Speaking at a candlelight dinner at Union Station in Washington, D.C., Trump called his win a "big victory," claiming "records were set that haven't been beaten since Ronald Reagan." Trump, who won the electoral vote but not the popular, said he believes he "outworked everybody who ever ran for office," and said he's already looking ahead to 2020, when he will "win the old-fashioned way, win because we did so well, because it was so overwhelming the thing that we did."
When discussing his Cabinet selections, Trump said he was a fan of all of them. "There's not a pick that I don't love," he added. "And if there was, I'd tell you right now." There's never been a Cabinet like his before, Trump said, and because of that, "the other side is going absolutely crazy." He singled out several people to thank, including campaign manager Kellyanne Conway — he told her "Thank you, baby, thank you," after calling her "my Kellyanne" — and Kushner, a senior adviser. "If you can't produce peace in the Middle East, nobody can," Trump said. His hair also received a shout out. "It may rain, it may not rain, I don't care, it doesn't matter," he said. "The truth is if it really pours it's okay, because people will realize it's my real hair and that's okay." Catherine Garcia
Izzy went from having one owner to dozens, after she was adopted by the residents of the Brookdale Kingston assisted living community in Tennessee.
Izzy, a 10-year-old mixed breed with vision problems, moved to Brookdale with her owner last fall. Staff and residents quickly became enamored with Izzy, a social dog who enjoyed visiting with people around the building. When Izzy's owner died and family members were not able to take her in, the community quickly came up with a solution. "We realized her home was here with us and so she has stayed," Lesa Fuller, Brookdale Kingston's sales and marketing manager, told WVLT. "She is part of the family here now. The residents always want to know where Izzy is and what she's doing. There's never a shortage of people to pet her." Izzy now spends her days greeting people at the front door, attending parties, and playing with her favorite toy — a rubber chicken. Catherine Garcia

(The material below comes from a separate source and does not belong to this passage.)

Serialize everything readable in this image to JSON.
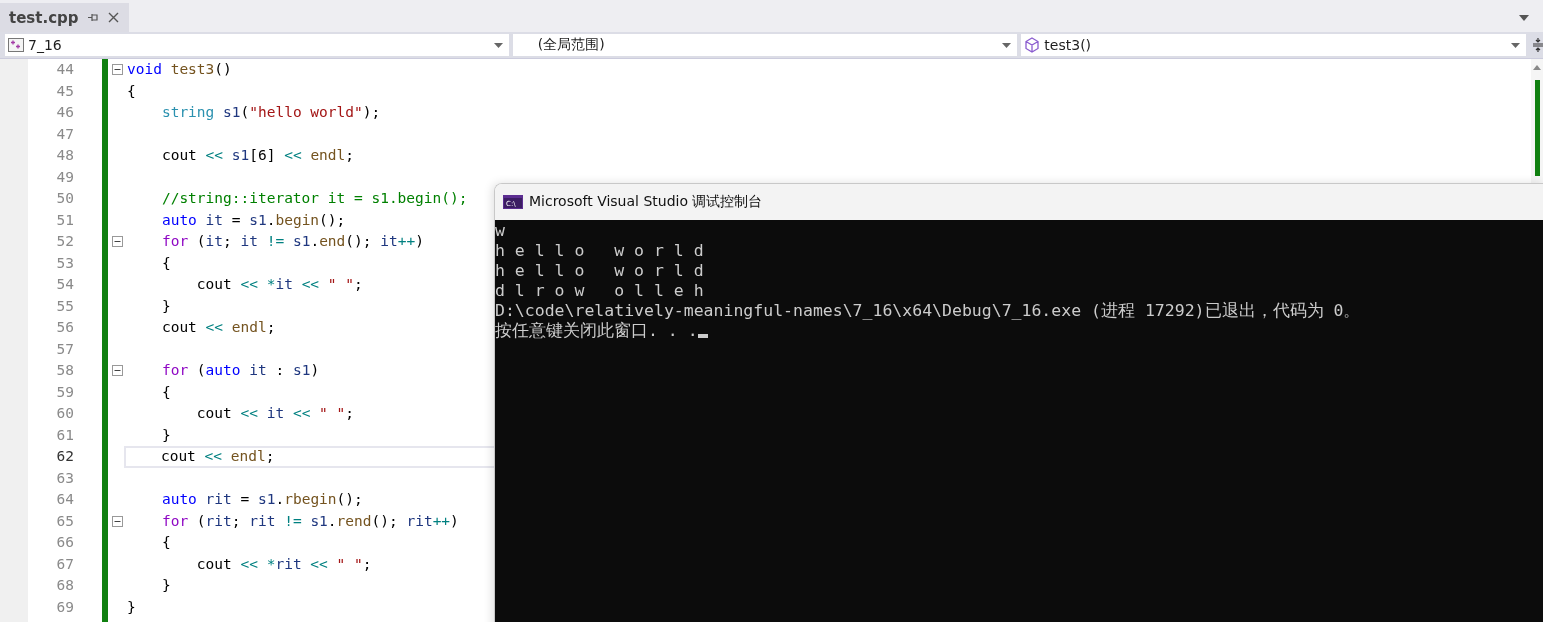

U.S. law enforcement and intelligence agencies have been looking at intercepted communications and financial transactions as part of a counterintelligence investigation into potential links between Russian officials and at least three of Donald Trump's close associates — former campaign chairman Paul Manafort, former campaign foreign policy adviser Carter Page, and longtime Republican operative Roger Stone, The New York Times reports.
The Times says that while it is unclear if the intercepted communications have anything to do with Trump or his campaign and which Russian officials are involved, the investigation centers at least in part on business dealings. The FBI is leading the multi-agency investigation, revealed Wednesday by the McClatchy news service, and after Trump is inaugurated, he will have the authority to redirect or end some of their efforts; six current and former officials who confirmed the investigation's existence told The Times they were sharing the information because they "feared the new administration would obstruct their efforts."
Manafort and Stone both told the Times they do not have relationships with Russian officials or the government, and Page said he "did nothing wrong, for the 5,000th time." Catherine Garcia